Plaintiff Linda Eagle (“Eagle”) co-founded Edcomm, a banking education company, in 1987. In 2009, with encouragement from Edcomm’s co-founder, Eagle created a LinkedIn account using her Edcomm e-mail address to develop business for Edcomm. Edcomm subsequently urged employees to create LinkedIn accounts and to become involved in the account content, though it never required them to do so. Eagle gave her LinkedIn password to fellow Edcomm colleagues to enable them to respond to inquiries and update her LinkedIn account on her behalf.

Another company purchased Edcomm, and terminated Eagle’s employment on June 20, 2011. Immediately after Eagle’s separation, Edcomm employees accessed Eagle’s LinkedIn account, changed the password, and effectively locked Eagle out of her account. Thereafter, Eagle was unable to access her LinkedIn account. She then sued Edcomm, alleging several state law tort claims, including unauthorized use of name, invasion of privacy by misappropriation of identity, and misappropriation of publicity.

The Court sided with Eagle, finding that she owned the LinkedIn account, had an exclusive right to control it, and had been denied the ability to use the account for business activities. However, because Eagle could not establish a single contract, client, or even prospective client that she was unable to procure due to Edcomm denying her access to the account, the Court did not award Eagle any damages.

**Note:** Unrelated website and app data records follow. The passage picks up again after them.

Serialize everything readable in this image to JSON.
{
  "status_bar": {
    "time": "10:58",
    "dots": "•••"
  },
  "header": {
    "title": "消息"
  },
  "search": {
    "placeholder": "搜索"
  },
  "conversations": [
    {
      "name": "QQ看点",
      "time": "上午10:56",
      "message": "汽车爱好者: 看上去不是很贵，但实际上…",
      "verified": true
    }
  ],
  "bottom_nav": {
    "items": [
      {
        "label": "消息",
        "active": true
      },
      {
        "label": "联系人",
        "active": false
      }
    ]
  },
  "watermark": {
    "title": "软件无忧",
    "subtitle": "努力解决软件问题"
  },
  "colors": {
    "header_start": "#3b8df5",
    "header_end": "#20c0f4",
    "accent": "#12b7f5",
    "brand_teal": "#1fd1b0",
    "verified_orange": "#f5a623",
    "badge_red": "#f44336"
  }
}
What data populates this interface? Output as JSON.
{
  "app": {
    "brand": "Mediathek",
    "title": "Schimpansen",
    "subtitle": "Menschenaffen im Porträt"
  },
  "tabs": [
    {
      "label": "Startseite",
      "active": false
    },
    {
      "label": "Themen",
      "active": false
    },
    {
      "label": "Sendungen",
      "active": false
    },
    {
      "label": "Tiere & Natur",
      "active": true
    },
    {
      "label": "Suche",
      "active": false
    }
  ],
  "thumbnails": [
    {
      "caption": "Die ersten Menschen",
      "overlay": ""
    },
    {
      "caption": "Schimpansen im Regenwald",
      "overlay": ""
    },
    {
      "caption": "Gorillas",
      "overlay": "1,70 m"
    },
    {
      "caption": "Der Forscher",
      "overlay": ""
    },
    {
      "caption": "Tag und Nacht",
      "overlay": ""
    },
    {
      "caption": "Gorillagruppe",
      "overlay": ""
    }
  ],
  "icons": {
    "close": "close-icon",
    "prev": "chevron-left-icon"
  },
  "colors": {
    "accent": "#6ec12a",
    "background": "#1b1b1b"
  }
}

Because there is such a prevalence of social media in the course of everyday life, it is no surprise that social media is becoming increasingly prevalent in business.  As a result, employers must establish and enforce clear policies and ownership agreements regarding social media accounts used for business purposes. Here, the Eagle Court noted that Edcomm had an “intense interest” in ownership of LinkedIn accounts such as the one at issue in this case, yet had not adopted a clear policy addressing the subject. Effective policies and agreements should clearly state that the employer owns the account, and set forth procedures for returning login and password information if an employee is terminated.